EXERCISE INPUTS ->

—————

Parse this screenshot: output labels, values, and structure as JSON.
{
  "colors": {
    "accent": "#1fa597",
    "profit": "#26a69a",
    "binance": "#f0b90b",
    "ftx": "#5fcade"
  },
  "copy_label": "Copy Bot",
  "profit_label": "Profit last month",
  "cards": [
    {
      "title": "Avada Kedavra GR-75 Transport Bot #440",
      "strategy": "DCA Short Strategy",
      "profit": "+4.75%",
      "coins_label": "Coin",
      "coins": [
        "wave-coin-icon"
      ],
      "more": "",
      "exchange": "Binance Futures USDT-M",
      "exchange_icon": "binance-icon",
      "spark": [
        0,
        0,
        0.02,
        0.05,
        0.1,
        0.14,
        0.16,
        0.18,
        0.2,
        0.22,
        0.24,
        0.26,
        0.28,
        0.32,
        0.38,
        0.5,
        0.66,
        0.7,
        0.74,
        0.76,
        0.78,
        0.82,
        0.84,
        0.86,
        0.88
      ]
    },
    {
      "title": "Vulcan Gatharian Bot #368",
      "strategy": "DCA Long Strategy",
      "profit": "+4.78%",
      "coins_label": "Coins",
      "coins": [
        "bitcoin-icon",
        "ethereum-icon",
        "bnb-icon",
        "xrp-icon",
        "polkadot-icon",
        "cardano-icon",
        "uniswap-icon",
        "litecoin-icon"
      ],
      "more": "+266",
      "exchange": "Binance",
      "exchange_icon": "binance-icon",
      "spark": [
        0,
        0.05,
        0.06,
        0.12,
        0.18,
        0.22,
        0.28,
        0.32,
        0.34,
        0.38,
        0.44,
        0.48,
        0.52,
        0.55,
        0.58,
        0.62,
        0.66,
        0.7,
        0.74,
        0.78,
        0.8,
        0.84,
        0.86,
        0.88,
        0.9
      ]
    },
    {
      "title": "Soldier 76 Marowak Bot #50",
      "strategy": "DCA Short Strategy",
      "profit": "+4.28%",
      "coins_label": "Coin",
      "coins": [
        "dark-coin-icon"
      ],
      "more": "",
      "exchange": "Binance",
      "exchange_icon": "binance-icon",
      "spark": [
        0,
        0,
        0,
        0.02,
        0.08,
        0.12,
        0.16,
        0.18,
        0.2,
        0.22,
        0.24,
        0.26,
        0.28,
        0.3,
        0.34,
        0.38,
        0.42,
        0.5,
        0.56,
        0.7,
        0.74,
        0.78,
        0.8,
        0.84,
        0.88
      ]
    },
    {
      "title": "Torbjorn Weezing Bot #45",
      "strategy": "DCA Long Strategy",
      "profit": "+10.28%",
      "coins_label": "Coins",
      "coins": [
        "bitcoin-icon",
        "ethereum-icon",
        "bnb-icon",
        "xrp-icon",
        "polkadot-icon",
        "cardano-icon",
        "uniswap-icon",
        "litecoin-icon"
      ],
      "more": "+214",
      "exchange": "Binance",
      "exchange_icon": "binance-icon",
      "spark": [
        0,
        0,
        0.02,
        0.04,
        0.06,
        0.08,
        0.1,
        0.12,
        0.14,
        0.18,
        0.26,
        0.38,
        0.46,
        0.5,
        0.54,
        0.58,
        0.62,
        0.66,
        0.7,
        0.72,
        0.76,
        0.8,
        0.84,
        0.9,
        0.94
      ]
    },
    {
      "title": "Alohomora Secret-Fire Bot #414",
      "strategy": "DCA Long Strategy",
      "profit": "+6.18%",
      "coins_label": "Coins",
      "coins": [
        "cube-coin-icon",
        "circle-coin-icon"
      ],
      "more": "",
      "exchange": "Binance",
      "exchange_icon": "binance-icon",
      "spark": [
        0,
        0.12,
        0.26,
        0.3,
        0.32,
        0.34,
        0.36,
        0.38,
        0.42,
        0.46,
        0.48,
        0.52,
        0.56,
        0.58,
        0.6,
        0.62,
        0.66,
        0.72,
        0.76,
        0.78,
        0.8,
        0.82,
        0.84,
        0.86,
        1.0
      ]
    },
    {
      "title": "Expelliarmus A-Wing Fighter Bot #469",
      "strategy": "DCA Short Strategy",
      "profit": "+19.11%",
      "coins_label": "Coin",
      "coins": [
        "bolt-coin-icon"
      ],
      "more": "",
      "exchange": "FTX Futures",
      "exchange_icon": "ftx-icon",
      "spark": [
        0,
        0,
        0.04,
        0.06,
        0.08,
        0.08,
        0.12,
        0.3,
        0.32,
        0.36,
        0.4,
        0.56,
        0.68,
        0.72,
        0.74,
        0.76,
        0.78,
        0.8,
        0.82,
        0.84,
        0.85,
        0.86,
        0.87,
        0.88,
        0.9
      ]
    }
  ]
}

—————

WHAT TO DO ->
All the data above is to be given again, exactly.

EXERCISE OUTPUT ->
Parse this screenshot: output labels, values, and structure as JSON.
{
  "colors": {
    "accent": "#1fa597",
    "profit": "#26a69a",
    "binance": "#f0b90b",
    "ftx": "#5fcade"
  },
  "copy_label": "Copy Bot",
  "profit_label": "Profit last month",
  "cards": [
    {
      "title": "Avada Kedavra GR-75 Transport Bot #440",
      "strategy": "DCA Short Strategy",
      "profit": "+4.75%",
      "coins_label": "Coin",
      "coins": [
        "wave-coin-icon"
      ],
      "more": "",
      "exchange": "Binance Futures USDT-M",
      "exchange_icon": "binance-icon",
      "spark": [
        0,
        0,
        0.02,
        0.05,
        0.1,
        0.14,
        0.16,
        0.18,
        0.2,
        0.22,
        0.24,
        0.26,
        0.28,
        0.32,
        0.38,
        0.5,
        0.66,
        0.7,
        0.74,
        0.76,
        0.78,
        0.82,
        0.84,
        0.86,
        0.88
      ]
    },
    {
      "title": "Vulcan Gatharian Bot #368",
      "strategy": "DCA Long Strategy",
      "profit": "+4.78%",
      "coins_label": "Coins",
      "coins": [
        "bitcoin-icon",
        "ethereum-icon",
        "bnb-icon",
        "xrp-icon",
        "polkadot-icon",
        "cardano-icon",
        "uniswap-icon",
        "litecoin-icon"
      ],
      "more": "+266",
      "exchange": "Binance",
      "exchange_icon": "binance-icon",
      "spark": [
        0,
        0.05,
        0.06,
        0.12,
        0.18,
        0.22,
        0.28,
        0.32,
        0.34,
        0.38,
        0.44,
        0.48,
        0.52,
        0.55,
        0.58,
        0.62,
        0.66,
        0.7,
        0.74,
        0.78,
        0.8,
        0.84,
        0.86,
        0.88,
        0.9
      ]
    },
    {
      "title": "Soldier 76 Marowak Bot #50",
      "strategy": "DCA Short Strategy",
      "profit": "+4.28%",
      "coins_label": "Coin",
      "coins": [
        "dark-coin-icon"
      ],
      "more": "",
      "exchange": "Binance",
      "exchange_icon": "binance-icon",
      "spark": [
        0,
        0,
        0,
        0.02,
        0.08,
        0.12,
        0.16,
        0.18,
        0.2,
        0.22,
        0.24,
        0.26,
        0.28,
        0.3,
        0.34,
        0.38,
        0.42,
        0.5,
        0.56,
        0.7,
        0.74,
        0.78,
        0.8,
        0.84,
        0.88
      ]
    },
    {
      "title": "Torbjorn Weezing Bot #45",
      "strategy": "DCA Long Strategy",
      "profit": "+10.28%",
      "coins_label": "Coins",
      "coins": [
        "bitcoin-icon",
        "ethereum-icon",
        "bnb-icon",
        "xrp-icon",
        "polkadot-icon",
        "cardano-icon",
        "uniswap-icon",
        "litecoin-icon"
      ],
      "more": "+214",
      "exchange": "Binance",
      "exchange_icon": "binance-icon",
      "spark": [
        0,
        0,
        0.02,
        0.04,
        0.06,
        0.08,
        0.1,
        0.12,
        0.14,
        0.18,
        0.26,
        0.38,
        0.46,
        0.5,
        0.54,
        0.58,
        0.62,
        0.66,
        0.7,
        0.72,
        0.76,
        0.8,
        0.84,
        0.9,
        0.94
      ]
    },
    {
      "title": "Alohomora Secret-Fire Bot #414",
      "strategy": "DCA Long Strategy",
      "profit": "+6.18%",
      "coins_label": "Coins",
      "coins": [
        "cube-coin-icon",
        "circle-coin-icon"
      ],
      "more": "",
      "exchange": "Binance",
      "exchange_icon": "binance-icon",
      "spark": [
        0,
        0.12,
        0.26,
        0.3,
        0.32,
        0.34,
        0.36,
        0.38,
        0.42,
        0.46,
        0.48,
        0.52,
        0.56,
        0.58,
        0.6,
        0.62,
        0.66,
        0.72,
        0.76,
        0.78,
        0.8,
        0.82,
        0.84,
        0.86,
        1.0
      ]
    },
    {
      "title": "Expelliarmus A-Wing Fighter Bot #469",
      "strategy": "DCA Short Strategy",
      "profit": "+19.11%",
      "coins_label": "Coin",
      "coins": [
        "bolt-coin-icon"
      ],
      "more": "",
      "exchange": "FTX Futures",
      "exchange_icon": "ftx-icon",
      "spark": [
        0,
        0,
        0.04,
        0.06,
        0.08,
        0.08,
        0.12,
        0.3,
        0.32,
        0.36,
        0.4,
        0.56,
        0.68,
        0.72,
        0.74,
        0.76,
        0.78,
        0.8,
        0.82,
        0.84,
        0.85,
        0.86,
        0.87,
        0.88,
        0.9
      ]
    }
  ]
}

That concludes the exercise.